James Victor Gascoyne
|James Victor Gascoyne|
|Born||25 May 1892|
Royston, Hertfordshire, England
|Died||1976 (aged 83–84)|
Taunton Deane, Somerset, England
Royal Air Force
|Years of service||1913–1921|
|Unit||No. 3 Squadron RFC|
No. 92 Squadron RAF
|Awards||Distinguished Flying Cross|
In 2018 a website was created containing photographs, flying records, other RFC/RAF documents and audio interviews conducted by the Imperial War Museum . http://www.ww1flyingace.co.uk/index.html
In August 1914, he was assigned to No. 3 Squadron RFC in France as a member of the ground crew. After learning to fly in late 1917 at Lilbourne, Northamptonshire, he was granted a temporary commission as a second lieutenant on 19 July 1918, and joined No. 92 Squadron, based at Serny, in early August 1918. The squadron was commanded by Arthur Coningham, and equipped with S.E.5a fighters. In October and November 1918 Gascoyne accounted for five enemy aircraft, and was awarded the Distinguished Flying Cross.
World War II
Gascoyne returned to military service during the Second World War, being granted a commission "for the duration of hostilities" in the Royal Air Force Volunteer Reserve as a pilot officer on probation on 4 September 1940. He was confirmed in his appointment and promoted to the war substantive rank of flying officer on 4 September 1941. On 1 January 1943 he was promoted to flight lieutenant, and on 1 January 1944 received a mention in despatches.
Citation for Distinguished Flying Cross
2nd Lieut. James Victor Gascoyne.
During the months of October and November this officer has accounted for five enemy machines, and during recent operations he has displayed splendid daring and great skill in attacking enemy troops, etc. On 9th November, although he was wounded in the head early in the attack and his machine was badly shot about, 2nd Lieut. Gascoyne made a most successful attack on the enemy from a height of 100 feet, obtaining three direct hits and inflicting heavy casualties.
List of aerial victories
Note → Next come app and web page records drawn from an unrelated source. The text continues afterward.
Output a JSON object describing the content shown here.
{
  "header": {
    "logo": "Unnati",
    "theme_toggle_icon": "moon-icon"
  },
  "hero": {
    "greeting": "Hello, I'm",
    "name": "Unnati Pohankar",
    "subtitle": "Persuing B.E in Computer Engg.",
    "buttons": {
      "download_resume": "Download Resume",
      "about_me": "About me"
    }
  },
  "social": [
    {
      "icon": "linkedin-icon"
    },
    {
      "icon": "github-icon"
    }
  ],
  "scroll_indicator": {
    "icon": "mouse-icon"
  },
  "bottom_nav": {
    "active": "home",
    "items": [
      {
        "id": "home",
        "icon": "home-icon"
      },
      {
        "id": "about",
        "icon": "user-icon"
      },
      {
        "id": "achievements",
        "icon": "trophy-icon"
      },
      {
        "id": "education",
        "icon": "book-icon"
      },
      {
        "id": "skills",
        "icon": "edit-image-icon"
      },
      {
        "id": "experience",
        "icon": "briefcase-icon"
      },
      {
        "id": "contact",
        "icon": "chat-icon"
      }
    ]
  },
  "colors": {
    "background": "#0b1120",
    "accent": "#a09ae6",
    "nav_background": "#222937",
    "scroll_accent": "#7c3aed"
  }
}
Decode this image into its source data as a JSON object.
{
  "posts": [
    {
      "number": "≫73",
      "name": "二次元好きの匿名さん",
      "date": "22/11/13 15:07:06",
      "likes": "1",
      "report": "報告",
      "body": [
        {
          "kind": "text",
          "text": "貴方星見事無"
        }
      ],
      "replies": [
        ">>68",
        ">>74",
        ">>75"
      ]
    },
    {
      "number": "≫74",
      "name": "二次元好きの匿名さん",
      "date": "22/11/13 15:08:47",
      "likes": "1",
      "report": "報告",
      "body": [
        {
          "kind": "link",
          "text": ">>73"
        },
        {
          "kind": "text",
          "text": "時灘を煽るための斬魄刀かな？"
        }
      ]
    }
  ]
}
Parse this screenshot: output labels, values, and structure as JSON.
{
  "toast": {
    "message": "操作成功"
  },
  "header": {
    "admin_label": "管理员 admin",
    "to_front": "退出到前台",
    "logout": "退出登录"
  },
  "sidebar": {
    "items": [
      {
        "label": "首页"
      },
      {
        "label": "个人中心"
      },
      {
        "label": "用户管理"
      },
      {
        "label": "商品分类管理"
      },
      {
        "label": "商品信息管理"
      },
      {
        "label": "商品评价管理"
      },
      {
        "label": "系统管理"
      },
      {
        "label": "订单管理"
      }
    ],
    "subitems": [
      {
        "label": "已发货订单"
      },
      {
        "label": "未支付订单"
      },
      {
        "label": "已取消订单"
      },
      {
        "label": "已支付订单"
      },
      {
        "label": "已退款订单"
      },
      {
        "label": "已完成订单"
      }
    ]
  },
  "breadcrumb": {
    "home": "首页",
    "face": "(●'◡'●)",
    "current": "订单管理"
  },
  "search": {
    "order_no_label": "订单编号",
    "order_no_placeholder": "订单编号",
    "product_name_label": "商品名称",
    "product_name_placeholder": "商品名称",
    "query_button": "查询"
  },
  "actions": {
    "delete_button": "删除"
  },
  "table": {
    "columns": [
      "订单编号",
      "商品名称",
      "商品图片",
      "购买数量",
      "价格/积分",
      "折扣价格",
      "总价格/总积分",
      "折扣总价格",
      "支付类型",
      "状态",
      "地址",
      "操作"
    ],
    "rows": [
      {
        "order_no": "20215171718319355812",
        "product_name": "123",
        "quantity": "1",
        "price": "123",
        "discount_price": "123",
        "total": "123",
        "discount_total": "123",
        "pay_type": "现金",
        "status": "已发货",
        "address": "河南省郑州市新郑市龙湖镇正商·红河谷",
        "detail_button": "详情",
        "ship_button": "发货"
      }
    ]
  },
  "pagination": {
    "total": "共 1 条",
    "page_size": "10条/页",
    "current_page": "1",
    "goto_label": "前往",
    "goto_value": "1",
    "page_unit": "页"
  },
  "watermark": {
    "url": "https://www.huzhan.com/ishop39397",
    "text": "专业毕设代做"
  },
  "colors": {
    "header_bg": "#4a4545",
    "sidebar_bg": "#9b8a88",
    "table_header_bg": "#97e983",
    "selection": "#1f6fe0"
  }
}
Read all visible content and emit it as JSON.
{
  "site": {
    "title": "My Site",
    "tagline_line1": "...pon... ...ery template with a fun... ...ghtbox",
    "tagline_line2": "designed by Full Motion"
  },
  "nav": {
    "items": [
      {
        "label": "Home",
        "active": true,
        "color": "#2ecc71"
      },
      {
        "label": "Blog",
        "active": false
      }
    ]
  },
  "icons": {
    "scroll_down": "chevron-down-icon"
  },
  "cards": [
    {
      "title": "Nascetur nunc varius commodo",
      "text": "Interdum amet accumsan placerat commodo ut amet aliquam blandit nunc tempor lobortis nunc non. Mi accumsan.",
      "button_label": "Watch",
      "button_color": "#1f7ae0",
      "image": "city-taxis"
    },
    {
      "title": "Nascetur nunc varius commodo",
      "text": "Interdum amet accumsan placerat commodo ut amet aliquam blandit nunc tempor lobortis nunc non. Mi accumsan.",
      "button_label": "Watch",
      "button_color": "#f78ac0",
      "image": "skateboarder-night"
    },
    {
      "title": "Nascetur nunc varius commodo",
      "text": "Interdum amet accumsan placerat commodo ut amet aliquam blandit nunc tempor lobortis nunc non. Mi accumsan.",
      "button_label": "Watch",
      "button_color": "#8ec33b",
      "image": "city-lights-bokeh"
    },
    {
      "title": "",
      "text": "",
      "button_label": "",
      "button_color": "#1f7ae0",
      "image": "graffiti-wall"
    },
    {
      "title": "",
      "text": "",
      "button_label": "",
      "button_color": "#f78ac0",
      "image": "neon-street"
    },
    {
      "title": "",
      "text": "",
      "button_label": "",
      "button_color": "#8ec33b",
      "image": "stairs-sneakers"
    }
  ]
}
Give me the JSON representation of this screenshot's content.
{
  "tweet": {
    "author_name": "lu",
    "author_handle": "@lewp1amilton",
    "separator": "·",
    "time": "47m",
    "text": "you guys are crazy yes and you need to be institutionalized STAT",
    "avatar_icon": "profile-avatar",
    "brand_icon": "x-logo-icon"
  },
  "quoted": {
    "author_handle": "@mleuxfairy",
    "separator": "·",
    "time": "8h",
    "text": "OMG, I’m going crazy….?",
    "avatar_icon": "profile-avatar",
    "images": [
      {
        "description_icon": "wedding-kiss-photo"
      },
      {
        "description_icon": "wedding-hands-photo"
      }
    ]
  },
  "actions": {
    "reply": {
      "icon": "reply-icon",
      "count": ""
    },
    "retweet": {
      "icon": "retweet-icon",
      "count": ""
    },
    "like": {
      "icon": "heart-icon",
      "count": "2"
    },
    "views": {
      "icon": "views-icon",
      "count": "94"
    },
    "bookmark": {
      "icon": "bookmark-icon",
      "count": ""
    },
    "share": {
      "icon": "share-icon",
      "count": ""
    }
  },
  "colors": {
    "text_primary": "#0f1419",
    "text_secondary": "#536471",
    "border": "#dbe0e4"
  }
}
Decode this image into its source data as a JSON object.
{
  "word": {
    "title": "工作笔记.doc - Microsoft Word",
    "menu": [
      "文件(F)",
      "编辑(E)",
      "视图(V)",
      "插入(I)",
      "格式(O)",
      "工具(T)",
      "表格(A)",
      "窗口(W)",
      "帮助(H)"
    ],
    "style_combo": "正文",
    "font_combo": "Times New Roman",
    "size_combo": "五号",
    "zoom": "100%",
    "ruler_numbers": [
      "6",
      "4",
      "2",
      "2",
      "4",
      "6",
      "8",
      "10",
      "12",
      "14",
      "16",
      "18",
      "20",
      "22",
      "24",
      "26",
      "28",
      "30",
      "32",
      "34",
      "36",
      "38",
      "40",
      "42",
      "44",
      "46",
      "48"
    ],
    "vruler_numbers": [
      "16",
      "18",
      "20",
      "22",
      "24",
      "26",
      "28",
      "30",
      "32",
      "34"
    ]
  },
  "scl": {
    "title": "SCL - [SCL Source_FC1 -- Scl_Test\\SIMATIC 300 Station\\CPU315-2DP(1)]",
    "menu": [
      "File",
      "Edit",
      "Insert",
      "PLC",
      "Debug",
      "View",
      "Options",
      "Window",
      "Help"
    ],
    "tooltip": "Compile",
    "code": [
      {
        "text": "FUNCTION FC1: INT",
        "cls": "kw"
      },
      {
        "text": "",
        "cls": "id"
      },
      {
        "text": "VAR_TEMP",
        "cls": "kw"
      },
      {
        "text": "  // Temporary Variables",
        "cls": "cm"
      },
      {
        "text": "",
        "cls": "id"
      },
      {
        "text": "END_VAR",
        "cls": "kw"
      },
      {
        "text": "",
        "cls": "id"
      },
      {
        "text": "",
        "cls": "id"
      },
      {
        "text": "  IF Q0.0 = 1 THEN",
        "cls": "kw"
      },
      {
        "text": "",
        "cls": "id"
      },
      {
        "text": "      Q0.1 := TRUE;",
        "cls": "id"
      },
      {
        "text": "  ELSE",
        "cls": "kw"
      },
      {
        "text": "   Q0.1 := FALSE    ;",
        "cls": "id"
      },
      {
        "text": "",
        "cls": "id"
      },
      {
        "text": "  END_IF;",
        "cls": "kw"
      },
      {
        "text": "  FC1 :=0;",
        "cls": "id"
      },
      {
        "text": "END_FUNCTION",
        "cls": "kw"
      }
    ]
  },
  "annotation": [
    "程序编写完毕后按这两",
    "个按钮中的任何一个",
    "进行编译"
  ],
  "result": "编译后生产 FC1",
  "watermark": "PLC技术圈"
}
Confirmed victories are numbered and listed chronologically. Unconfirmed victories are denoted by "u/c" and may or may not be listed by date.
|3||23 October 1918
@ 13:00 hours
|SE.5a||DFW two-seater||Destroyed||South of Pont du Nord||Victory shared with James Robb, William Reed, Evander Shapard, Thomas Stanley Horry, and four other pilots|
|4||27 October 1918
@ 07:35 hours
|SE.5a||German two-seater||Destroyed||Two miles east of Le Quesnoy||Shared victory|
|5||29 October 1918
@ 16:05 hours
|SE.5a||DFW two-seater||Destroyed||Favril||Victory shared with Oren Rose, two other pilots|
- "James Victor Gascoyne". The Aerodrome. 2014. Retrieved 4 January 2015.
- Orange, Vincent (1990). Coningham : a biography of Air Marshal Sir Arthur Coningham. Chatham, Kent: Mackays of Chatham. pp. 26–27. ISBN 0413145808. Retrieved 27 November 2013.
- Parker, John (2013). Strike Command. Hachette UK. ISBN 9781472202598. Retrieved 27 November 2013.
- "No. 30815". The London Gazette. 26 July 1918. p. 8901.
- "No. 31486". The London Gazette. 1 August 1919. p. 9871.
- "No. 32554". The London Gazette. 20 December 1921. p. 10373.
- "No. 34960". The London Gazette. 4 October 1940. pp. 5837–5838.
- "No. 35283". The London Gazette. 23 September 1941. pp. 5527–5528.
- "No. 35855". The London Gazette. 5 January 1943. p. 221.
- "No. 36329". The London Gazette. 11 January 1944. p. 291.
- "No. 31170". The London Gazette. 7 February 1919. p. 2039.